Web page and app entries
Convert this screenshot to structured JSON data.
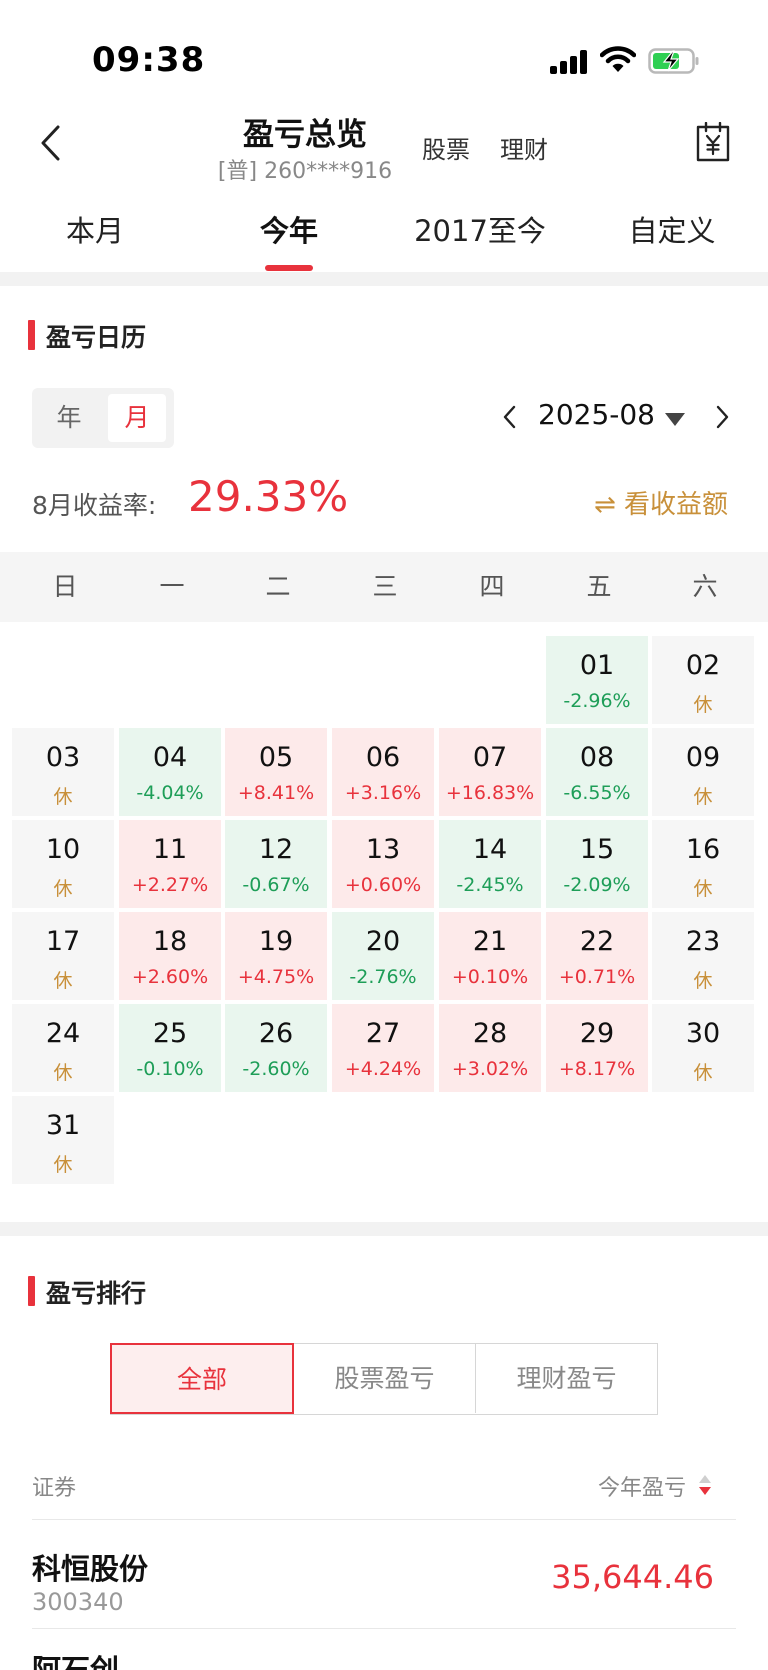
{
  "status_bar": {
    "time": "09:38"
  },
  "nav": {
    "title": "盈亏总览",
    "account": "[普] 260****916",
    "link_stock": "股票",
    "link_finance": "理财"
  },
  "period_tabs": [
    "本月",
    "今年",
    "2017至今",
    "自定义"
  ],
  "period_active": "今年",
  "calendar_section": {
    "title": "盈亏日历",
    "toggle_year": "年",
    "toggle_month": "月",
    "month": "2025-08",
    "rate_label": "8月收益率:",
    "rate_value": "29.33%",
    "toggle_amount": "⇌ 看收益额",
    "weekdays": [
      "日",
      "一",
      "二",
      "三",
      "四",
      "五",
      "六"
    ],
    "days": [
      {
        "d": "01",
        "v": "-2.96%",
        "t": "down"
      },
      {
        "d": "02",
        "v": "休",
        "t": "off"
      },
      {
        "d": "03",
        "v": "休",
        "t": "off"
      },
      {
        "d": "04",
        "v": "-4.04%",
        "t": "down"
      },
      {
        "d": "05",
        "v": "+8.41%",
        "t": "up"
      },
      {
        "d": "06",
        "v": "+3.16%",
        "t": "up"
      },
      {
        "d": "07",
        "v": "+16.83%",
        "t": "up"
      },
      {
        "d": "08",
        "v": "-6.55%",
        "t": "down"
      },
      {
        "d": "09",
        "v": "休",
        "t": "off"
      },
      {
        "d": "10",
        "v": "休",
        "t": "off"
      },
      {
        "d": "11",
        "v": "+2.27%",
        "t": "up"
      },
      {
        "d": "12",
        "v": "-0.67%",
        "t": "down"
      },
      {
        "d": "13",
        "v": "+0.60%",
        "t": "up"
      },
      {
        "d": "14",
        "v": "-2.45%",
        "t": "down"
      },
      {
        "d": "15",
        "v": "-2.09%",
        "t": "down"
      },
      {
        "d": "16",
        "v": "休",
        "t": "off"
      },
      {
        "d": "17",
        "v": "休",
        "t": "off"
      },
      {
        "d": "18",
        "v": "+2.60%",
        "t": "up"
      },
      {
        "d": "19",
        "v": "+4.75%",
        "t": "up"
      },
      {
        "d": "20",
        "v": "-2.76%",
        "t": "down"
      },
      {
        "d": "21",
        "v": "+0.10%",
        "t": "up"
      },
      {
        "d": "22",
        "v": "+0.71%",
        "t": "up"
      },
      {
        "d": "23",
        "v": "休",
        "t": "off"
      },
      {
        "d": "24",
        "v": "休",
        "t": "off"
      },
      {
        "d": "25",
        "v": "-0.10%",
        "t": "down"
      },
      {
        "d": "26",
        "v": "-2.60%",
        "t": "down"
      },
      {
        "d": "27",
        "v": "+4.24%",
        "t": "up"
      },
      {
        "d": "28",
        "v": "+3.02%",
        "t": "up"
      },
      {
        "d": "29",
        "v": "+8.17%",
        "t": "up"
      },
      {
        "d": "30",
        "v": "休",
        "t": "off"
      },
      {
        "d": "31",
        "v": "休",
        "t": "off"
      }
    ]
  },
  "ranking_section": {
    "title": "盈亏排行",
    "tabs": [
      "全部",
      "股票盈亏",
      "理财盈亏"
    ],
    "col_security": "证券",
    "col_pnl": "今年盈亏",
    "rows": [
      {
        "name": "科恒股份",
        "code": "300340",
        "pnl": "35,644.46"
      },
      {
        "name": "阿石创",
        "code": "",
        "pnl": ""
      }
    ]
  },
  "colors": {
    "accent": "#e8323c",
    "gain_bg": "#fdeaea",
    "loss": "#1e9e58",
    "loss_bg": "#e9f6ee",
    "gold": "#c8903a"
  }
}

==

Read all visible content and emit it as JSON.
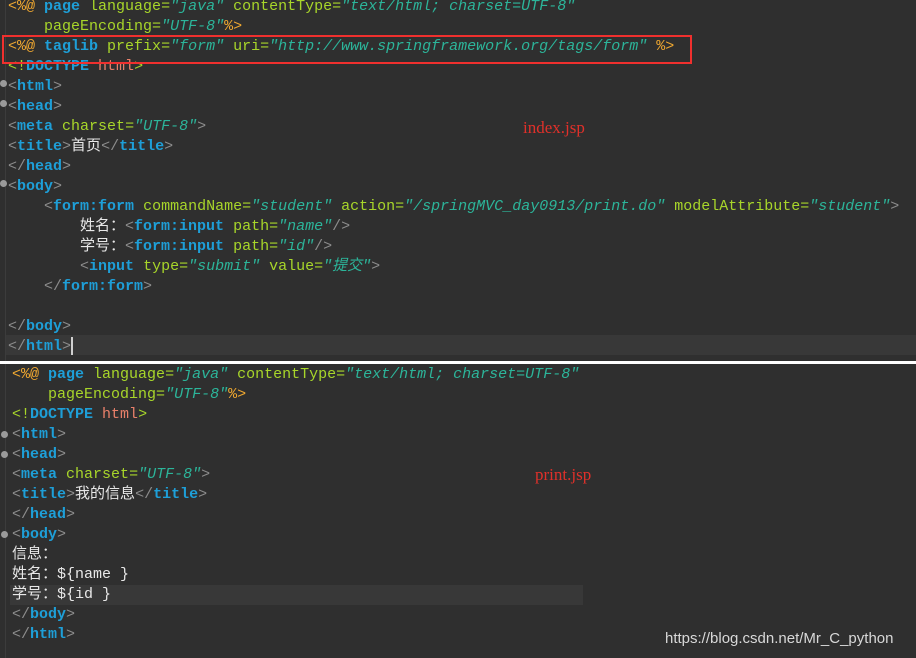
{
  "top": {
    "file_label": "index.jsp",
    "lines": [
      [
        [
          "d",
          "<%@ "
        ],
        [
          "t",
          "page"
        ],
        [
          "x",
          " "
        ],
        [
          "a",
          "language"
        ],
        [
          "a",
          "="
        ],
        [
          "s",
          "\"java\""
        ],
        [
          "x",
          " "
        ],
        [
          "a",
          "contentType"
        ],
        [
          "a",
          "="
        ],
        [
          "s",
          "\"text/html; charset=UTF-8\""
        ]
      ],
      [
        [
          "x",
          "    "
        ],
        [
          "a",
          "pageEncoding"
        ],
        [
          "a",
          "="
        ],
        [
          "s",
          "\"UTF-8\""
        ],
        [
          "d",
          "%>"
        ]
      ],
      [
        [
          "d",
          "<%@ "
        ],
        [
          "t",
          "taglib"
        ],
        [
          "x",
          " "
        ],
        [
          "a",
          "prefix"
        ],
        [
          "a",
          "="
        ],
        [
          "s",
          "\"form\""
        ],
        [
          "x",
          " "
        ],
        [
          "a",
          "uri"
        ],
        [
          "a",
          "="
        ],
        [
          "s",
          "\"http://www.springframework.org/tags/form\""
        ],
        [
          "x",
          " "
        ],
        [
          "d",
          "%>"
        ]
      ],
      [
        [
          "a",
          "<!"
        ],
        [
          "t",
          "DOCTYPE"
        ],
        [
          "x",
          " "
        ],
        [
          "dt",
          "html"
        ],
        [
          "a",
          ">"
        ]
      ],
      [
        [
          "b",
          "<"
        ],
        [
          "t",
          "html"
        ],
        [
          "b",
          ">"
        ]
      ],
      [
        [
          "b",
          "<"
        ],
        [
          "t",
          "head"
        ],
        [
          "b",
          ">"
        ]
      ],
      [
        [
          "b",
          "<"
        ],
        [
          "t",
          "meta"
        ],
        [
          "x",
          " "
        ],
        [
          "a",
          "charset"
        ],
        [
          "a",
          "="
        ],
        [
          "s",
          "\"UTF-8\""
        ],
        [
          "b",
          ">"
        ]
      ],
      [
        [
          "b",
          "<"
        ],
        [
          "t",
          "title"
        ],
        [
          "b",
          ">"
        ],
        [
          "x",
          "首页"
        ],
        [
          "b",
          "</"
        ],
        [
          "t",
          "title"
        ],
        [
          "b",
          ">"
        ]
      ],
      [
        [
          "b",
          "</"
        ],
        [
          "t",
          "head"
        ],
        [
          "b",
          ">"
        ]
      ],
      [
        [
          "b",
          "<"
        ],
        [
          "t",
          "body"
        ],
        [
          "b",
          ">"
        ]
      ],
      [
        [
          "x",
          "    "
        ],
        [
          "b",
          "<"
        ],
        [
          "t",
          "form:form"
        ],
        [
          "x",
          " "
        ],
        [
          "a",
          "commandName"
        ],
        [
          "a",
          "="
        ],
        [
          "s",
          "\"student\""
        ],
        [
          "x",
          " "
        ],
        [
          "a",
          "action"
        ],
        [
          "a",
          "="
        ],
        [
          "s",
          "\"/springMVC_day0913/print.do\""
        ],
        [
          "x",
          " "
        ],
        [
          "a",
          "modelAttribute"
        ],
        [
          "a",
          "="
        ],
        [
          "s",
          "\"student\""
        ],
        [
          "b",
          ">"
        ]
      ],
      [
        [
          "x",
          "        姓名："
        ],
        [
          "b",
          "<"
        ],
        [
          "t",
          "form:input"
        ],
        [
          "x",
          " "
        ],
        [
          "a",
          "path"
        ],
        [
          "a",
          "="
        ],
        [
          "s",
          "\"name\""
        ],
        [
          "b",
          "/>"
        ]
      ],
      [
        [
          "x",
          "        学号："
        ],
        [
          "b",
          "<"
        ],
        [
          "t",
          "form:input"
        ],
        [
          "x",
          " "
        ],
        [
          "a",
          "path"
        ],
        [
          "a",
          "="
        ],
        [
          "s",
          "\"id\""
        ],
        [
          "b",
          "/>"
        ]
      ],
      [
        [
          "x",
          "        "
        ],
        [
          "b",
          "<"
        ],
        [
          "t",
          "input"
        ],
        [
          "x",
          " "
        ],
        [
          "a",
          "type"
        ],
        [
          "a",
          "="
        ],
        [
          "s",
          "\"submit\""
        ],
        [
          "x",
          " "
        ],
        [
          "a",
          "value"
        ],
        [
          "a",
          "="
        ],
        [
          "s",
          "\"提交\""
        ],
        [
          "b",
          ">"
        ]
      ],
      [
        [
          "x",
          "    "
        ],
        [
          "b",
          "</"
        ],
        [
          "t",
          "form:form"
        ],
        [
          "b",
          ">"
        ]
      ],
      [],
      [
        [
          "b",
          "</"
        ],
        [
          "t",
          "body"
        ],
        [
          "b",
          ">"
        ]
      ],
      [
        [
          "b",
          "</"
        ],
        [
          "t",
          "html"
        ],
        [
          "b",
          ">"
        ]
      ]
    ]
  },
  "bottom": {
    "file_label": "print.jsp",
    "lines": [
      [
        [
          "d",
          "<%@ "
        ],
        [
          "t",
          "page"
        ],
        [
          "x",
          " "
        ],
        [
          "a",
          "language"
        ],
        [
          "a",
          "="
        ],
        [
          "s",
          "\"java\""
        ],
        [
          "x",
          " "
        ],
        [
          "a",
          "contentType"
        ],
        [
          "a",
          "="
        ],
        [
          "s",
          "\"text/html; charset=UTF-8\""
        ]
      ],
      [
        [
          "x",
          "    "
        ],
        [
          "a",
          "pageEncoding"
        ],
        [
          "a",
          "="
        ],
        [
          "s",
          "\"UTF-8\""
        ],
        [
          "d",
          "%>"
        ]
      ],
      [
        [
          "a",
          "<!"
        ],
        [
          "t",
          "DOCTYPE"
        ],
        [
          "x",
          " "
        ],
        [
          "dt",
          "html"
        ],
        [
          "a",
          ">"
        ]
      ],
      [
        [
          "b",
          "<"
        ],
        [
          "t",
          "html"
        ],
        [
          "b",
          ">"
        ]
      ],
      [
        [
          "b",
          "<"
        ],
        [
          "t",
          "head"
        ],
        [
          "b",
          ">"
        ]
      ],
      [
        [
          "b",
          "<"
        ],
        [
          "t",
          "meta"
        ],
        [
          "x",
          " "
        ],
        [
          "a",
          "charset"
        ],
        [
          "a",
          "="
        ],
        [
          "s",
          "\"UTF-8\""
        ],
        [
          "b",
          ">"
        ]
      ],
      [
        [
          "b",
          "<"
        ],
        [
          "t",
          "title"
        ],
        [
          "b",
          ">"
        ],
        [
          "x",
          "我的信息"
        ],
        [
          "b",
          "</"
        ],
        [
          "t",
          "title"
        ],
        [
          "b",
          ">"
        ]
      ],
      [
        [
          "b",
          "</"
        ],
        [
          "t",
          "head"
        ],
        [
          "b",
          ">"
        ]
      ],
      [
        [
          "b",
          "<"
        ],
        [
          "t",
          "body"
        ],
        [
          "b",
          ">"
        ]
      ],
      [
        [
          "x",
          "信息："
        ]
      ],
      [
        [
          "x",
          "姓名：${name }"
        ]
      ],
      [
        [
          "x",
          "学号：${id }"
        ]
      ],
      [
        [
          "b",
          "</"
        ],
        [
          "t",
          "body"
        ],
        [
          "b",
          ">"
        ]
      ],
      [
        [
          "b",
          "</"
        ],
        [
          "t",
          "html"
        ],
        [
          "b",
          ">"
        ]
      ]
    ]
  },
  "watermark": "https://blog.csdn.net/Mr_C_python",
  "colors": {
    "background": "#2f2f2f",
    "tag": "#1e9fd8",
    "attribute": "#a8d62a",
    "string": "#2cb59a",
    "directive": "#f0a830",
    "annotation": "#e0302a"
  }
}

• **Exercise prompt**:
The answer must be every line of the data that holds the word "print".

• **Answer space**:
          "\"/springMVC_day0913/print.do\""
    "file_label": "print.jsp",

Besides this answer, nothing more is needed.